# Description of the task
Whenever a line in the records below holds the string "kind", copy it out.

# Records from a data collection
▬▬▬▬▬▬▬▬▬▬

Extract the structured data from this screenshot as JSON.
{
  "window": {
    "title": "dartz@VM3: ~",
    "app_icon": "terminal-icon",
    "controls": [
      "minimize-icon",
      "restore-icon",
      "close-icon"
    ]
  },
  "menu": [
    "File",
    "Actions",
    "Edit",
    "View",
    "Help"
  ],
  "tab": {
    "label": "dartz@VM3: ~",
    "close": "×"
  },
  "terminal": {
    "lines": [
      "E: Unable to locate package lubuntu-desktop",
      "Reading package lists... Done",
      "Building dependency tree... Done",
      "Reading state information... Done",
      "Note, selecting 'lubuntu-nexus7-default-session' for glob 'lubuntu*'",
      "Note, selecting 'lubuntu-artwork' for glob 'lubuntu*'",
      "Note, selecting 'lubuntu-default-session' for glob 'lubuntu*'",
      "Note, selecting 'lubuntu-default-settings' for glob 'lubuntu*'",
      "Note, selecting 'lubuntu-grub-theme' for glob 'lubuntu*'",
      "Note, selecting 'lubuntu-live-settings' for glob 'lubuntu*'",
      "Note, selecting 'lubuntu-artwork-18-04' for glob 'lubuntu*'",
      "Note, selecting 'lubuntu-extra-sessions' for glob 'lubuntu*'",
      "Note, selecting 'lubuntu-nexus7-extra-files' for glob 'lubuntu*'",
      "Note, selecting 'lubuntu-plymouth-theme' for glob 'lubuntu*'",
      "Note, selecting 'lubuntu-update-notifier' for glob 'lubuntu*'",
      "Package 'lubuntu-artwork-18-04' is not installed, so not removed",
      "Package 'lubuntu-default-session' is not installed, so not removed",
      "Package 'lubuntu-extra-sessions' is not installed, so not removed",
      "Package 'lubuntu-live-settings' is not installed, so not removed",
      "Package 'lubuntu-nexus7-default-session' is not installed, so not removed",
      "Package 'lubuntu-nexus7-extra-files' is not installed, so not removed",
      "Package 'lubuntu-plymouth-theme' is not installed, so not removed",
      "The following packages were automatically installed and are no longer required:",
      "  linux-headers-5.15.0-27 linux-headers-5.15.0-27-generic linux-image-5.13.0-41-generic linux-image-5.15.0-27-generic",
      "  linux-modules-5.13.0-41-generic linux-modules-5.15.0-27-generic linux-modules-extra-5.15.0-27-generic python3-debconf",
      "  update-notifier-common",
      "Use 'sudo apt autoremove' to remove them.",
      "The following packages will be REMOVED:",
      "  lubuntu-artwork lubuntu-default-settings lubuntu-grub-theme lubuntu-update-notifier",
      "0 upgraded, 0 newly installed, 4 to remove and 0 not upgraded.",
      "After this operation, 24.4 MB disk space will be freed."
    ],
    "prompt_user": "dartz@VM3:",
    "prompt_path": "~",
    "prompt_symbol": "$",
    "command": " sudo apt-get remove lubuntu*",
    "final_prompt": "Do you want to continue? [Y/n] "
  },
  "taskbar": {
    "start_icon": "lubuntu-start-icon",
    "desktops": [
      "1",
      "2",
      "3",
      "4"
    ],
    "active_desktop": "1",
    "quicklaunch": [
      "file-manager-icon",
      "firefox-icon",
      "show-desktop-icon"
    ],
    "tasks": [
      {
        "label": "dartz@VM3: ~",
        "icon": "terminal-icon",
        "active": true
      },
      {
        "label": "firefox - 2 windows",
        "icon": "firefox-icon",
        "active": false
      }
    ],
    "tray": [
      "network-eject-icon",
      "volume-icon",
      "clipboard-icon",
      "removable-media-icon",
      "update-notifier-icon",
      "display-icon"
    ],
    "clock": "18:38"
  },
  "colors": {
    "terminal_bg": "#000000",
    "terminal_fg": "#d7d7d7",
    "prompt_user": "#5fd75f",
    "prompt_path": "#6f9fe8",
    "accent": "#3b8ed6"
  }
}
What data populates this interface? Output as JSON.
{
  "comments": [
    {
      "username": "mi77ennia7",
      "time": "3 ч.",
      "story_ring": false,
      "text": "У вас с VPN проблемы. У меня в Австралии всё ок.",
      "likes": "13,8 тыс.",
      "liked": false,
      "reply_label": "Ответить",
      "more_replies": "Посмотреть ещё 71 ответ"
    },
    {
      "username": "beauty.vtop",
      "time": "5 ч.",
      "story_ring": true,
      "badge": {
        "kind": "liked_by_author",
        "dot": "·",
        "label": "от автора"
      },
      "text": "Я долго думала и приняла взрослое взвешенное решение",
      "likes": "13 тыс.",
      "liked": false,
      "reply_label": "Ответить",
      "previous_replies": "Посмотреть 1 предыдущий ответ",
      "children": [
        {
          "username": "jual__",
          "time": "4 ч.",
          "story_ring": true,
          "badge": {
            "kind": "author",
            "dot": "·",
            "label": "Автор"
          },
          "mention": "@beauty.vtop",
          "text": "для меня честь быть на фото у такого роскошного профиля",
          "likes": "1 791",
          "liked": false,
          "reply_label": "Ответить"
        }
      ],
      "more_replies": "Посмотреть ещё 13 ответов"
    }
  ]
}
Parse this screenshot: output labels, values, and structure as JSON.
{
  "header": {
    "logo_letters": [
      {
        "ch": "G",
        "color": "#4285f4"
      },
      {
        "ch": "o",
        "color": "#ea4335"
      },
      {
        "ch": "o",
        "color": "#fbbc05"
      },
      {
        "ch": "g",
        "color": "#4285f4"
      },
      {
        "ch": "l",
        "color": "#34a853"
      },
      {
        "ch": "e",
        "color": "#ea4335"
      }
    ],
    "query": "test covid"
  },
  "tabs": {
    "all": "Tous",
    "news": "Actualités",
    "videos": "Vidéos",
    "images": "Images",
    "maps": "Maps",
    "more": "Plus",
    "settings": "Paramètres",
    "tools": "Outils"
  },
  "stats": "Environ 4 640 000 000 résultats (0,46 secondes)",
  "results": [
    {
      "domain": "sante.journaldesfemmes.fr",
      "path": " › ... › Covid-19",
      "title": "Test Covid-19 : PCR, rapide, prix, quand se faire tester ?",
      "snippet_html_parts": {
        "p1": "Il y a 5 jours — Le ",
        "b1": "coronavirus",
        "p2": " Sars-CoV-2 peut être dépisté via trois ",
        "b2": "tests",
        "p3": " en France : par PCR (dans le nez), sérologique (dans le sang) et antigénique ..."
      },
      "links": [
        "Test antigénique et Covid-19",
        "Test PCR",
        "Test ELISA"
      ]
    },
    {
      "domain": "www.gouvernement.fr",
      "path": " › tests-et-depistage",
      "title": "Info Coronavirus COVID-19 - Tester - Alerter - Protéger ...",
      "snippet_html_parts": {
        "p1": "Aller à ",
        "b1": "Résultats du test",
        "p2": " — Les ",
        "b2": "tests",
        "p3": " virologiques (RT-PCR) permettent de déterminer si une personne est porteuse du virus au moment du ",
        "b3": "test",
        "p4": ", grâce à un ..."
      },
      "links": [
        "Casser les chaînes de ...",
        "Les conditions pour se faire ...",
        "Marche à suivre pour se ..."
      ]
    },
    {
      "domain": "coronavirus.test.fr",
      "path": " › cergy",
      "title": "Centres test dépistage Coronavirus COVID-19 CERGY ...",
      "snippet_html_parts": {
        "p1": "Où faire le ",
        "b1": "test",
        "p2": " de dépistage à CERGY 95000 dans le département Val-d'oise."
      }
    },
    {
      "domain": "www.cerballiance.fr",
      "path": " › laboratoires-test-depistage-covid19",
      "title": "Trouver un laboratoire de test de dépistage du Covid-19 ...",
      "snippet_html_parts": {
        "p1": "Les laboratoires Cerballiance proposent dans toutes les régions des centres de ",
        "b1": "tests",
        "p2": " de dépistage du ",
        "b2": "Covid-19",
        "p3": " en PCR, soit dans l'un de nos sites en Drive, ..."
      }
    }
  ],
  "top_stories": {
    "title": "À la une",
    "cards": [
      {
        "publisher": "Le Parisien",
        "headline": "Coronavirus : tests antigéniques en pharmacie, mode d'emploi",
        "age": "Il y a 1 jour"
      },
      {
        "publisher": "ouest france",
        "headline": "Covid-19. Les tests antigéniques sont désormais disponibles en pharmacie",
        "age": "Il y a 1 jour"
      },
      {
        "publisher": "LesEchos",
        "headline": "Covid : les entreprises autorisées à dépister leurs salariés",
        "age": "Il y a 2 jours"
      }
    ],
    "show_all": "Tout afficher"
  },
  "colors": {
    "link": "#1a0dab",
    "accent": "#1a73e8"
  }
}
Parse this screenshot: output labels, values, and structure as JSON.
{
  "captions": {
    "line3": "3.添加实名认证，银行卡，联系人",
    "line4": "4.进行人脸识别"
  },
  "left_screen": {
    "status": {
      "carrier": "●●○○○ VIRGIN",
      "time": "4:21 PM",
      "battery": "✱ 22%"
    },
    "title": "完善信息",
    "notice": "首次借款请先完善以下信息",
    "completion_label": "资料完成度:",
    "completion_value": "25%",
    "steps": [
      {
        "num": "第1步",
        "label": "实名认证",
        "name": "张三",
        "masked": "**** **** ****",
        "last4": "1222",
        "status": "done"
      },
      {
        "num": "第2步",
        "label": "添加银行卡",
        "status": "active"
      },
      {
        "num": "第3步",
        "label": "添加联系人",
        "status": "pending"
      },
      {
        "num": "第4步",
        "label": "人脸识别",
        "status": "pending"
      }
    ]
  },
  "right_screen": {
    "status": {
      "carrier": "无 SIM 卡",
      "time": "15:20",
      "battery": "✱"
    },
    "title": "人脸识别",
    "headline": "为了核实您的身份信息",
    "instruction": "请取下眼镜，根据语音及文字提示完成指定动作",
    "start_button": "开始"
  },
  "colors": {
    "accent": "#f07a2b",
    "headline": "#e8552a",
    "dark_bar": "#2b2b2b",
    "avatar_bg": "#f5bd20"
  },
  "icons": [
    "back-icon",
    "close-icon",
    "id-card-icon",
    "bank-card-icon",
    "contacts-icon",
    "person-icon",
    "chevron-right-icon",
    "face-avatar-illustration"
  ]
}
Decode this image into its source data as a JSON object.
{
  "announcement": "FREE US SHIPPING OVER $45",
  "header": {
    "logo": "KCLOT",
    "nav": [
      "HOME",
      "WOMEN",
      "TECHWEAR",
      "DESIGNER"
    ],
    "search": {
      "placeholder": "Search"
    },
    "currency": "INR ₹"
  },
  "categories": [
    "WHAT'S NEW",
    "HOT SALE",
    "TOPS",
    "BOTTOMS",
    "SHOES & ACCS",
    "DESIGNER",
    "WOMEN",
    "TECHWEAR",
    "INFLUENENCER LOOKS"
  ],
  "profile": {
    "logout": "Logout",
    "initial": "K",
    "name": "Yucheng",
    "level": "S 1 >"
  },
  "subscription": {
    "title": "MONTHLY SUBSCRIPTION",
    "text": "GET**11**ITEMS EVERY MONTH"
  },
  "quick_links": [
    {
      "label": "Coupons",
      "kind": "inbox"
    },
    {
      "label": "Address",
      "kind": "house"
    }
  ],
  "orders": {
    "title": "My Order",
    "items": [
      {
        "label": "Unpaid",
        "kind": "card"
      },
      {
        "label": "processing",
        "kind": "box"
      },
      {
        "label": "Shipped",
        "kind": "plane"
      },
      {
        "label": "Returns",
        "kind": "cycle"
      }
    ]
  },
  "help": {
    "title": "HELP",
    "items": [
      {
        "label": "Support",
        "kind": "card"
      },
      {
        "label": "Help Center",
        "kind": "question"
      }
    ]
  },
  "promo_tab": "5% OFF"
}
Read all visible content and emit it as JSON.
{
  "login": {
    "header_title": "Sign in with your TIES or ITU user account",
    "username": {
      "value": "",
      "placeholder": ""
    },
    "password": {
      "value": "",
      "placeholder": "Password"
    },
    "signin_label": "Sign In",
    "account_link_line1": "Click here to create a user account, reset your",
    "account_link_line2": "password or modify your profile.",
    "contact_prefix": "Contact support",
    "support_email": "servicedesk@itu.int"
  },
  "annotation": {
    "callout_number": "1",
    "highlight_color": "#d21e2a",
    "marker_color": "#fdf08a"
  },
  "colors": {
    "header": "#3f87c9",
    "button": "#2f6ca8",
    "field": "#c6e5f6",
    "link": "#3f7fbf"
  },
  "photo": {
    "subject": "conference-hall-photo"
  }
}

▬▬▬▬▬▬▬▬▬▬

# Completed task
        "kind": "liked_by_author",
            "kind": "author",
      "kind": "inbox"
      "kind": "house"
        "kind": "card"
        "kind": "box"
        "kind": "plane"
        "kind": "cycle"
        "kind": "card"
        "kind": "question"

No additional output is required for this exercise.